Orange Coast College is the third largest college in the county and their mission is to provide an inexpensive education to any student who desires to attend. A number of notable people have attended OCC, including actress Diane Keaton and politician Ross Johnson. Learn more: http://www.occsailing.com/
It is common in most schools for parents not to know who teaches their children until the school year begins. Rocketship Education chartered schools are however very different since the parents are involved in the process of hiring the teachers from the beginning. This is a process that happens months before the classes resume. Parents are involved in the interviews of potential teachers that will teach the students the next year. It is not a new phenomenon for Rocketship, a network which has 13 schools.
The CEO of Rocketship Education comments that it is this culture of involving parents that was started in 2007 and continues to hold the schools together. Preston Smith explains that the input of the parents matters a lot to them, which is why they have a say in the interview process. In some cases, the schools organize a meeting where the parents meet the teachers who made it to the final. This collaboration between the school and parents working as a community towards one goal has been very instrumental in helping to eliminate any potential disagreements as the CEO recalls that none has ever existed.
These meetings are fruitful because some of the applicants and candidates realize that the job may not be a perfect fit for them. The parents interrogate the candidates, which is a good thing since it helps the candidates get to understand what awaits them. In fact, in one meeting, one of the candidates left after a discussion with one of the parents, and when she was asked why she left, she said that she was not willing to engage with the parents at the levels that they expected from her. This way, the schools, parents, and sometimes-even students are spared the trouble of dealing with a teacher that may end up being problematic. The parents have also expressed their satisfaction in being involved in the processes as they get to know the candidates that will be handling their children.

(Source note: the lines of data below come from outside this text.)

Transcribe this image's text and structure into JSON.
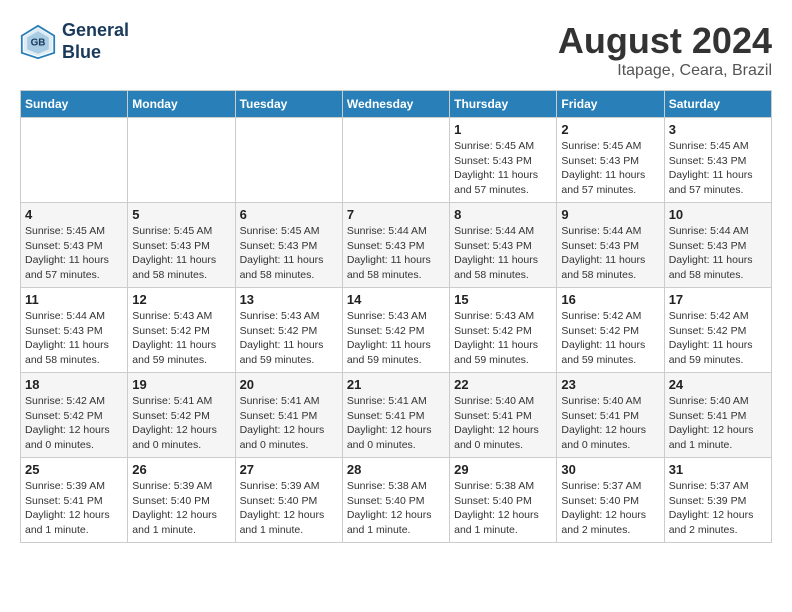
{
  "header": {
    "logo_line1": "General",
    "logo_line2": "Blue",
    "month": "August 2024",
    "location": "Itapage, Ceara, Brazil"
  },
  "weekdays": [
    "Sunday",
    "Monday",
    "Tuesday",
    "Wednesday",
    "Thursday",
    "Friday",
    "Saturday"
  ],
  "weeks": [
    [
      {
        "day": "",
        "info": ""
      },
      {
        "day": "",
        "info": ""
      },
      {
        "day": "",
        "info": ""
      },
      {
        "day": "",
        "info": ""
      },
      {
        "day": "1",
        "info": "Sunrise: 5:45 AM\nSunset: 5:43 PM\nDaylight: 11 hours\nand 57 minutes."
      },
      {
        "day": "2",
        "info": "Sunrise: 5:45 AM\nSunset: 5:43 PM\nDaylight: 11 hours\nand 57 minutes."
      },
      {
        "day": "3",
        "info": "Sunrise: 5:45 AM\nSunset: 5:43 PM\nDaylight: 11 hours\nand 57 minutes."
      }
    ],
    [
      {
        "day": "4",
        "info": "Sunrise: 5:45 AM\nSunset: 5:43 PM\nDaylight: 11 hours\nand 57 minutes."
      },
      {
        "day": "5",
        "info": "Sunrise: 5:45 AM\nSunset: 5:43 PM\nDaylight: 11 hours\nand 58 minutes."
      },
      {
        "day": "6",
        "info": "Sunrise: 5:45 AM\nSunset: 5:43 PM\nDaylight: 11 hours\nand 58 minutes."
      },
      {
        "day": "7",
        "info": "Sunrise: 5:44 AM\nSunset: 5:43 PM\nDaylight: 11 hours\nand 58 minutes."
      },
      {
        "day": "8",
        "info": "Sunrise: 5:44 AM\nSunset: 5:43 PM\nDaylight: 11 hours\nand 58 minutes."
      },
      {
        "day": "9",
        "info": "Sunrise: 5:44 AM\nSunset: 5:43 PM\nDaylight: 11 hours\nand 58 minutes."
      },
      {
        "day": "10",
        "info": "Sunrise: 5:44 AM\nSunset: 5:43 PM\nDaylight: 11 hours\nand 58 minutes."
      }
    ],
    [
      {
        "day": "11",
        "info": "Sunrise: 5:44 AM\nSunset: 5:43 PM\nDaylight: 11 hours\nand 58 minutes."
      },
      {
        "day": "12",
        "info": "Sunrise: 5:43 AM\nSunset: 5:42 PM\nDaylight: 11 hours\nand 59 minutes."
      },
      {
        "day": "13",
        "info": "Sunrise: 5:43 AM\nSunset: 5:42 PM\nDaylight: 11 hours\nand 59 minutes."
      },
      {
        "day": "14",
        "info": "Sunrise: 5:43 AM\nSunset: 5:42 PM\nDaylight: 11 hours\nand 59 minutes."
      },
      {
        "day": "15",
        "info": "Sunrise: 5:43 AM\nSunset: 5:42 PM\nDaylight: 11 hours\nand 59 minutes."
      },
      {
        "day": "16",
        "info": "Sunrise: 5:42 AM\nSunset: 5:42 PM\nDaylight: 11 hours\nand 59 minutes."
      },
      {
        "day": "17",
        "info": "Sunrise: 5:42 AM\nSunset: 5:42 PM\nDaylight: 11 hours\nand 59 minutes."
      }
    ],
    [
      {
        "day": "18",
        "info": "Sunrise: 5:42 AM\nSunset: 5:42 PM\nDaylight: 12 hours\nand 0 minutes."
      },
      {
        "day": "19",
        "info": "Sunrise: 5:41 AM\nSunset: 5:42 PM\nDaylight: 12 hours\nand 0 minutes."
      },
      {
        "day": "20",
        "info": "Sunrise: 5:41 AM\nSunset: 5:41 PM\nDaylight: 12 hours\nand 0 minutes."
      },
      {
        "day": "21",
        "info": "Sunrise: 5:41 AM\nSunset: 5:41 PM\nDaylight: 12 hours\nand 0 minutes."
      },
      {
        "day": "22",
        "info": "Sunrise: 5:40 AM\nSunset: 5:41 PM\nDaylight: 12 hours\nand 0 minutes."
      },
      {
        "day": "23",
        "info": "Sunrise: 5:40 AM\nSunset: 5:41 PM\nDaylight: 12 hours\nand 0 minutes."
      },
      {
        "day": "24",
        "info": "Sunrise: 5:40 AM\nSunset: 5:41 PM\nDaylight: 12 hours\nand 1 minute."
      }
    ],
    [
      {
        "day": "25",
        "info": "Sunrise: 5:39 AM\nSunset: 5:41 PM\nDaylight: 12 hours\nand 1 minute."
      },
      {
        "day": "26",
        "info": "Sunrise: 5:39 AM\nSunset: 5:40 PM\nDaylight: 12 hours\nand 1 minute."
      },
      {
        "day": "27",
        "info": "Sunrise: 5:39 AM\nSunset: 5:40 PM\nDaylight: 12 hours\nand 1 minute."
      },
      {
        "day": "28",
        "info": "Sunrise: 5:38 AM\nSunset: 5:40 PM\nDaylight: 12 hours\nand 1 minute."
      },
      {
        "day": "29",
        "info": "Sunrise: 5:38 AM\nSunset: 5:40 PM\nDaylight: 12 hours\nand 1 minute."
      },
      {
        "day": "30",
        "info": "Sunrise: 5:37 AM\nSunset: 5:40 PM\nDaylight: 12 hours\nand 2 minutes."
      },
      {
        "day": "31",
        "info": "Sunrise: 5:37 AM\nSunset: 5:39 PM\nDaylight: 12 hours\nand 2 minutes."
      }
    ]
  ]
}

Rocketship Education culture should be emulated to ensure that students receive quality education and that all parties in the education system work in harmony.